Pete Seeger, the legendary folk musician who passed away Monday at the age of 94, was all set to receive the Woody Guthrie Prize and to perform as well at a ceremony in New York City next month. Now organizers of the ceremony say the event will go ahead — as a star-studded tribute concert to the American icon.
“The only thing I know for certain is that Pete would want us to gather together and make some music,” said Nora Guthrie, daughter of Woody Guthrie, another iconic folk musician. “The power of song, as he constantly reminded us, can take us through everything that life, and death, throws at us.”
While no specific acts have been confirmed for the February 22 gala, which is put together by the Grammy Museum and Woody Guthrie Center, there is likely to be no shortage of musical greats eager to take the stage in Seeger’s honor.

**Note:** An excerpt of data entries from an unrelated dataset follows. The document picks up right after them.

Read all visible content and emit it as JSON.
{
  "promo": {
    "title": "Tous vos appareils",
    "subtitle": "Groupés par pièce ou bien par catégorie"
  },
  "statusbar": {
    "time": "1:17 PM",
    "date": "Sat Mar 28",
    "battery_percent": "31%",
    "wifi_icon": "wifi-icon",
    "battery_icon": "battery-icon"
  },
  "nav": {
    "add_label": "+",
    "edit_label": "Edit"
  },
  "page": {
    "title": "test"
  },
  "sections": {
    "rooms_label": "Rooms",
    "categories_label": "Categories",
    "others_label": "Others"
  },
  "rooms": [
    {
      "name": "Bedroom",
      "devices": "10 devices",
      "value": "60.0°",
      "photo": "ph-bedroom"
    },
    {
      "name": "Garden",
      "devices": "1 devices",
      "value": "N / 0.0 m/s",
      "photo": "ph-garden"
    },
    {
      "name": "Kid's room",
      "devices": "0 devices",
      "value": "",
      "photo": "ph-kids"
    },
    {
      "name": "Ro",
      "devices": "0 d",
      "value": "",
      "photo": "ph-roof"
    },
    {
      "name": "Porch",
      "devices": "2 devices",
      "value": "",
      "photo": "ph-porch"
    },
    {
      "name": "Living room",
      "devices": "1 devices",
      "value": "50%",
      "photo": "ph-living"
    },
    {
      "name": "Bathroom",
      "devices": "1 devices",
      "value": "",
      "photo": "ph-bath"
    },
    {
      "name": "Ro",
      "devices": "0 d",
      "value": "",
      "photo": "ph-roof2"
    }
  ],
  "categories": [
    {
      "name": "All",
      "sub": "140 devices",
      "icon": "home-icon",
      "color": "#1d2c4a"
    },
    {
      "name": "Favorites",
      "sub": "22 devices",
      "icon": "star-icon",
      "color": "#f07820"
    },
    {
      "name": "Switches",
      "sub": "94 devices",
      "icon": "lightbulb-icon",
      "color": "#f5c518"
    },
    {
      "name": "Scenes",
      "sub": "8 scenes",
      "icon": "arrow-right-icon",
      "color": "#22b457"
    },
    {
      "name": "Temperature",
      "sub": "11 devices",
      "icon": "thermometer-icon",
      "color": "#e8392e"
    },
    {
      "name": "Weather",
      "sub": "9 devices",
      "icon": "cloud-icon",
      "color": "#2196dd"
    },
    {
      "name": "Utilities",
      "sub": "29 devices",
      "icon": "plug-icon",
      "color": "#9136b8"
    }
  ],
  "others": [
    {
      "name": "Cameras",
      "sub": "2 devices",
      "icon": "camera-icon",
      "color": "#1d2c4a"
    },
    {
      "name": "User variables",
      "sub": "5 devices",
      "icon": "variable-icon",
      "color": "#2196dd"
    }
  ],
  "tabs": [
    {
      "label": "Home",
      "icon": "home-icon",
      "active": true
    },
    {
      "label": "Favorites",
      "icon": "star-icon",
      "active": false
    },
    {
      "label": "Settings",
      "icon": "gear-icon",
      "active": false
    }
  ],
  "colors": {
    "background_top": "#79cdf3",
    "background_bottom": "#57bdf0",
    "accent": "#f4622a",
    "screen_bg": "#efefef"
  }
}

Tuesday night during a concert in South Africa, according to E! Online, Bruce Springsteen announced, “I lost a great friend and a real hero last night,” before launching into a rendition of “We Shall Overcome,” the civil rights and protest anthem made popular by Pete Seeger beginning in the 1950s.
In 2006, Springsteen recorded an album of Seeger songs, We Shall Overcome: The Pete Seeger Sessions. A video of Springsteen’s performance of the song Tuesday is viewable below.
Pete Seeger was always known as much for his political activism as for his music, and both qualities have been the subject of an outpouring of tributes since the announcement of his death earlier this week.
“He was this sort of gentle grandfather with a backbone of steel who was going to put a chokehold on the powers that be until they relented,” said Tom Morello, former guitarist for political rap-rock band Rage Against The Machine, writing in a Rolling Stone essay. “That guy was no joke.”
“He woke up my consciousness to the power of music to make people aware,” singer Linda Ronstadt told The San Francisco Chronicle. “People tried to discredit him. They tried to put him out of the limelight. They tried to say he was a communist. But while we would wring our hands, Pete Seeger would go out and change things.”
Michael Franti, leader of the band Spearhead, whose lyrics are themselves often strongly political, said that it was Seeger’s more emotional music that had the greatest effect on him.
“Although he was well-known for his political rants, Pete knew the real power came from inside of each of us and it was his gospel and spiritual songs that always touched me the deepest,” said Franti.
“Pete Seeger fought for the working people,” said singer and songwriter Dave Matthews. “He fought against greed, and corruption, and war, and pollution, until the end of his life.”
[Image Via CBC News]